_Interface dataset entries:_
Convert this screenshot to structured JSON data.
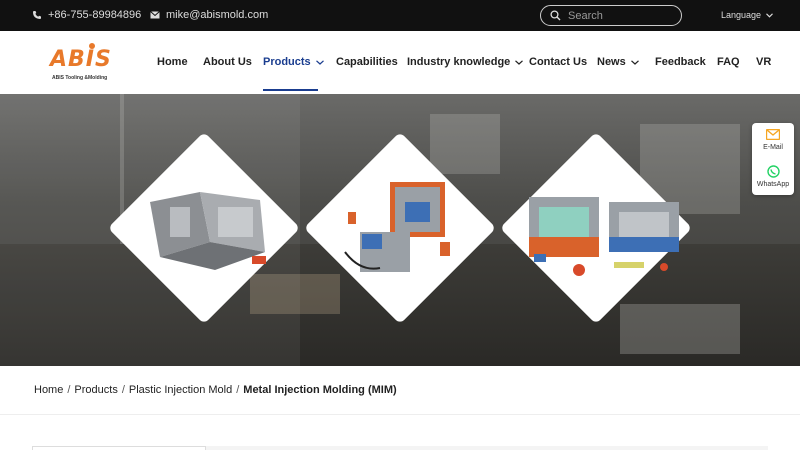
{
  "topbar": {
    "phone": "+86-755-89984896",
    "email": "mike@abismold.com",
    "search_placeholder": "Search",
    "language_label": "Language"
  },
  "logo": {
    "text": "ABIS",
    "subtitle": "ABIS Tooling &Molding"
  },
  "nav": {
    "items": [
      {
        "label": "Home"
      },
      {
        "label": "About Us"
      },
      {
        "label": "Products"
      },
      {
        "label": "Capabilities"
      },
      {
        "label": "Industry knowledge"
      },
      {
        "label": "Contact Us"
      },
      {
        "label": "News"
      },
      {
        "label": "Feedback"
      },
      {
        "label": "FAQ"
      },
      {
        "label": "VR"
      }
    ],
    "active": "Products"
  },
  "side_widget": {
    "email_label": "E-Mail",
    "whatsapp_label": "WhatsApp"
  },
  "breadcrumb": {
    "items": [
      "Home",
      "Products",
      "Plastic Injection Mold"
    ],
    "current": "Metal Injection Molding (MIM)"
  },
  "colors": {
    "accent": "#1a3d8f",
    "logo_orange": "#e8792a",
    "topbar_bg": "#111111",
    "email_icon": "#f5a623",
    "whatsapp_icon": "#25d366"
  }
}
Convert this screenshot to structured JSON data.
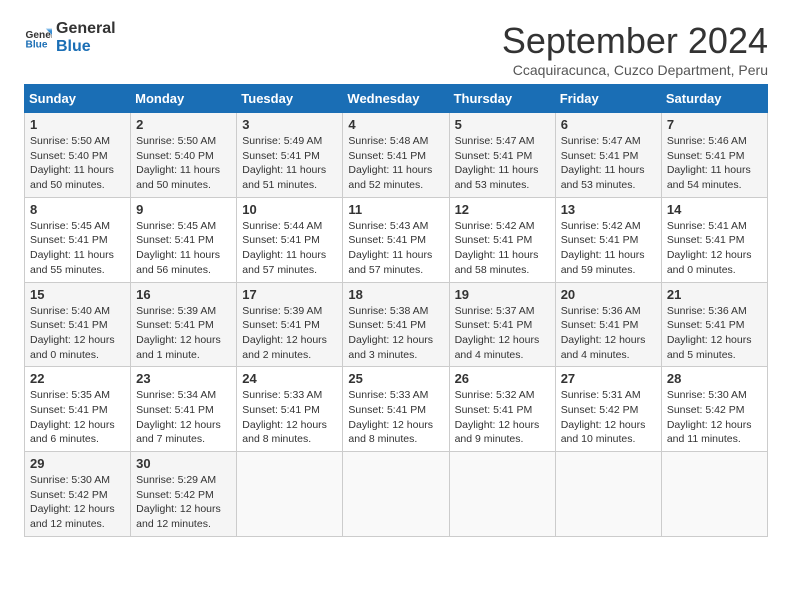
{
  "logo": {
    "line1": "General",
    "line2": "Blue"
  },
  "title": "September 2024",
  "subtitle": "Ccaquiracunca, Cuzco Department, Peru",
  "headers": [
    "Sunday",
    "Monday",
    "Tuesday",
    "Wednesday",
    "Thursday",
    "Friday",
    "Saturday"
  ],
  "weeks": [
    [
      {
        "day": "1",
        "info": "Sunrise: 5:50 AM\nSunset: 5:40 PM\nDaylight: 11 hours\nand 50 minutes."
      },
      {
        "day": "2",
        "info": "Sunrise: 5:50 AM\nSunset: 5:40 PM\nDaylight: 11 hours\nand 50 minutes."
      },
      {
        "day": "3",
        "info": "Sunrise: 5:49 AM\nSunset: 5:41 PM\nDaylight: 11 hours\nand 51 minutes."
      },
      {
        "day": "4",
        "info": "Sunrise: 5:48 AM\nSunset: 5:41 PM\nDaylight: 11 hours\nand 52 minutes."
      },
      {
        "day": "5",
        "info": "Sunrise: 5:47 AM\nSunset: 5:41 PM\nDaylight: 11 hours\nand 53 minutes."
      },
      {
        "day": "6",
        "info": "Sunrise: 5:47 AM\nSunset: 5:41 PM\nDaylight: 11 hours\nand 53 minutes."
      },
      {
        "day": "7",
        "info": "Sunrise: 5:46 AM\nSunset: 5:41 PM\nDaylight: 11 hours\nand 54 minutes."
      }
    ],
    [
      {
        "day": "8",
        "info": "Sunrise: 5:45 AM\nSunset: 5:41 PM\nDaylight: 11 hours\nand 55 minutes."
      },
      {
        "day": "9",
        "info": "Sunrise: 5:45 AM\nSunset: 5:41 PM\nDaylight: 11 hours\nand 56 minutes."
      },
      {
        "day": "10",
        "info": "Sunrise: 5:44 AM\nSunset: 5:41 PM\nDaylight: 11 hours\nand 57 minutes."
      },
      {
        "day": "11",
        "info": "Sunrise: 5:43 AM\nSunset: 5:41 PM\nDaylight: 11 hours\nand 57 minutes."
      },
      {
        "day": "12",
        "info": "Sunrise: 5:42 AM\nSunset: 5:41 PM\nDaylight: 11 hours\nand 58 minutes."
      },
      {
        "day": "13",
        "info": "Sunrise: 5:42 AM\nSunset: 5:41 PM\nDaylight: 11 hours\nand 59 minutes."
      },
      {
        "day": "14",
        "info": "Sunrise: 5:41 AM\nSunset: 5:41 PM\nDaylight: 12 hours\nand 0 minutes."
      }
    ],
    [
      {
        "day": "15",
        "info": "Sunrise: 5:40 AM\nSunset: 5:41 PM\nDaylight: 12 hours\nand 0 minutes."
      },
      {
        "day": "16",
        "info": "Sunrise: 5:39 AM\nSunset: 5:41 PM\nDaylight: 12 hours\nand 1 minute."
      },
      {
        "day": "17",
        "info": "Sunrise: 5:39 AM\nSunset: 5:41 PM\nDaylight: 12 hours\nand 2 minutes."
      },
      {
        "day": "18",
        "info": "Sunrise: 5:38 AM\nSunset: 5:41 PM\nDaylight: 12 hours\nand 3 minutes."
      },
      {
        "day": "19",
        "info": "Sunrise: 5:37 AM\nSunset: 5:41 PM\nDaylight: 12 hours\nand 4 minutes."
      },
      {
        "day": "20",
        "info": "Sunrise: 5:36 AM\nSunset: 5:41 PM\nDaylight: 12 hours\nand 4 minutes."
      },
      {
        "day": "21",
        "info": "Sunrise: 5:36 AM\nSunset: 5:41 PM\nDaylight: 12 hours\nand 5 minutes."
      }
    ],
    [
      {
        "day": "22",
        "info": "Sunrise: 5:35 AM\nSunset: 5:41 PM\nDaylight: 12 hours\nand 6 minutes."
      },
      {
        "day": "23",
        "info": "Sunrise: 5:34 AM\nSunset: 5:41 PM\nDaylight: 12 hours\nand 7 minutes."
      },
      {
        "day": "24",
        "info": "Sunrise: 5:33 AM\nSunset: 5:41 PM\nDaylight: 12 hours\nand 8 minutes."
      },
      {
        "day": "25",
        "info": "Sunrise: 5:33 AM\nSunset: 5:41 PM\nDaylight: 12 hours\nand 8 minutes."
      },
      {
        "day": "26",
        "info": "Sunrise: 5:32 AM\nSunset: 5:41 PM\nDaylight: 12 hours\nand 9 minutes."
      },
      {
        "day": "27",
        "info": "Sunrise: 5:31 AM\nSunset: 5:42 PM\nDaylight: 12 hours\nand 10 minutes."
      },
      {
        "day": "28",
        "info": "Sunrise: 5:30 AM\nSunset: 5:42 PM\nDaylight: 12 hours\nand 11 minutes."
      }
    ],
    [
      {
        "day": "29",
        "info": "Sunrise: 5:30 AM\nSunset: 5:42 PM\nDaylight: 12 hours\nand 12 minutes."
      },
      {
        "day": "30",
        "info": "Sunrise: 5:29 AM\nSunset: 5:42 PM\nDaylight: 12 hours\nand 12 minutes."
      },
      null,
      null,
      null,
      null,
      null
    ]
  ]
}
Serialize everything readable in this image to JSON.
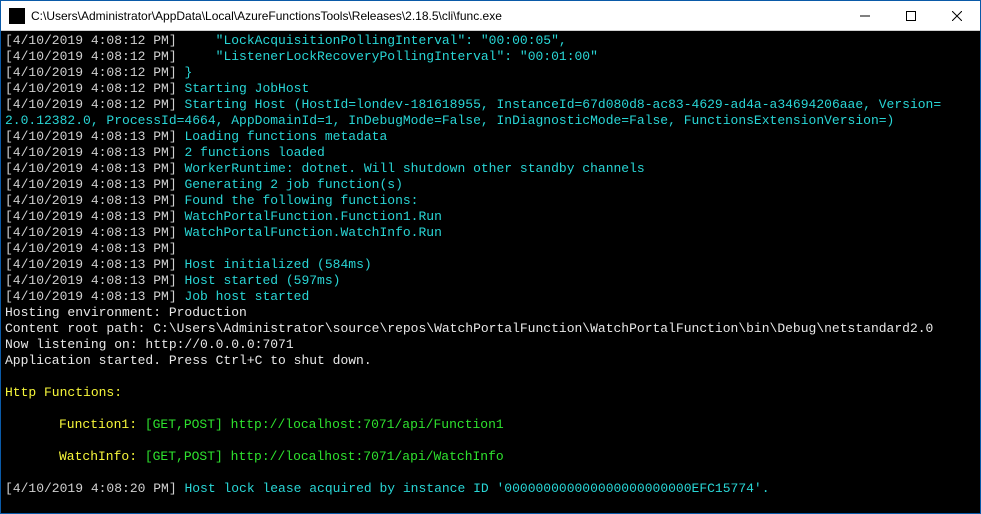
{
  "window": {
    "title": "C:\\Users\\Administrator\\AppData\\Local\\AzureFunctionsTools\\Releases\\2.18.5\\cli\\func.exe"
  },
  "logs": [
    {
      "ts": "[4/10/2019 4:08:12 PM] ",
      "segs": [
        {
          "c": "cyan",
          "t": "    \"LockAcquisitionPollingInterval\": \"00:00:05\","
        }
      ]
    },
    {
      "ts": "[4/10/2019 4:08:12 PM] ",
      "segs": [
        {
          "c": "cyan",
          "t": "    \"ListenerLockRecoveryPollingInterval\": \"00:01:00\""
        }
      ]
    },
    {
      "ts": "[4/10/2019 4:08:12 PM] ",
      "segs": [
        {
          "c": "cyan",
          "t": "}"
        }
      ]
    },
    {
      "ts": "[4/10/2019 4:08:12 PM] ",
      "segs": [
        {
          "c": "cyan",
          "t": "Starting JobHost"
        }
      ]
    },
    {
      "ts": "[4/10/2019 4:08:12 PM] ",
      "segs": [
        {
          "c": "cyan",
          "t": "Starting Host (HostId=londev-181618955, InstanceId=67d080d8-ac83-4629-ad4a-a34694206aae, Version="
        }
      ]
    },
    {
      "ts": "",
      "segs": [
        {
          "c": "cyan",
          "t": "2.0.12382.0, ProcessId=4664, AppDomainId=1, InDebugMode=False, InDiagnosticMode=False, FunctionsExtensionVersion=)"
        }
      ]
    },
    {
      "ts": "[4/10/2019 4:08:13 PM] ",
      "segs": [
        {
          "c": "cyan",
          "t": "Loading functions metadata"
        }
      ]
    },
    {
      "ts": "[4/10/2019 4:08:13 PM] ",
      "segs": [
        {
          "c": "cyan",
          "t": "2 functions loaded"
        }
      ]
    },
    {
      "ts": "[4/10/2019 4:08:13 PM] ",
      "segs": [
        {
          "c": "cyan",
          "t": "WorkerRuntime: dotnet. Will shutdown other standby channels"
        }
      ]
    },
    {
      "ts": "[4/10/2019 4:08:13 PM] ",
      "segs": [
        {
          "c": "cyan",
          "t": "Generating 2 job function(s)"
        }
      ]
    },
    {
      "ts": "[4/10/2019 4:08:13 PM] ",
      "segs": [
        {
          "c": "cyan",
          "t": "Found the following functions:"
        }
      ]
    },
    {
      "ts": "[4/10/2019 4:08:13 PM] ",
      "segs": [
        {
          "c": "cyan",
          "t": "WatchPortalFunction.Function1.Run"
        }
      ]
    },
    {
      "ts": "[4/10/2019 4:08:13 PM] ",
      "segs": [
        {
          "c": "cyan",
          "t": "WatchPortalFunction.WatchInfo.Run"
        }
      ]
    },
    {
      "ts": "[4/10/2019 4:08:13 PM] ",
      "segs": []
    },
    {
      "ts": "[4/10/2019 4:08:13 PM] ",
      "segs": [
        {
          "c": "cyan",
          "t": "Host initialized (584ms)"
        }
      ]
    },
    {
      "ts": "[4/10/2019 4:08:13 PM] ",
      "segs": [
        {
          "c": "cyan",
          "t": "Host started (597ms)"
        }
      ]
    },
    {
      "ts": "[4/10/2019 4:08:13 PM] ",
      "segs": [
        {
          "c": "cyan",
          "t": "Job host started"
        }
      ]
    },
    {
      "ts": "",
      "segs": [
        {
          "c": "white",
          "t": "Hosting environment: Production"
        }
      ]
    },
    {
      "ts": "",
      "segs": [
        {
          "c": "white",
          "t": "Content root path: C:\\Users\\Administrator\\source\\repos\\WatchPortalFunction\\WatchPortalFunction\\bin\\Debug\\netstandard2.0"
        }
      ]
    },
    {
      "ts": "",
      "segs": [
        {
          "c": "white",
          "t": "Now listening on: http://0.0.0.0:7071"
        }
      ]
    },
    {
      "ts": "",
      "segs": [
        {
          "c": "white",
          "t": "Application started. Press Ctrl+C to shut down."
        }
      ]
    }
  ],
  "http_header": "Http Functions:",
  "functions": [
    {
      "name": "Function1:",
      "methods": "[GET,POST] ",
      "url": "http://localhost:7071/api/Function1"
    },
    {
      "name": "WatchInfo:",
      "methods": "[GET,POST] ",
      "url": "http://localhost:7071/api/WatchInfo"
    }
  ],
  "tail": {
    "ts": "[4/10/2019 4:08:20 PM] ",
    "msg": "Host lock lease acquired by instance ID '000000000000000000000000EFC15774'."
  }
}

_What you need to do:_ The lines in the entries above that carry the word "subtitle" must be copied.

_Written solution:_
    "subtitle": "ABIS Tooling &Molding"
  "subtitle": "Ccaquiracunca, Cuzco Department, Peru",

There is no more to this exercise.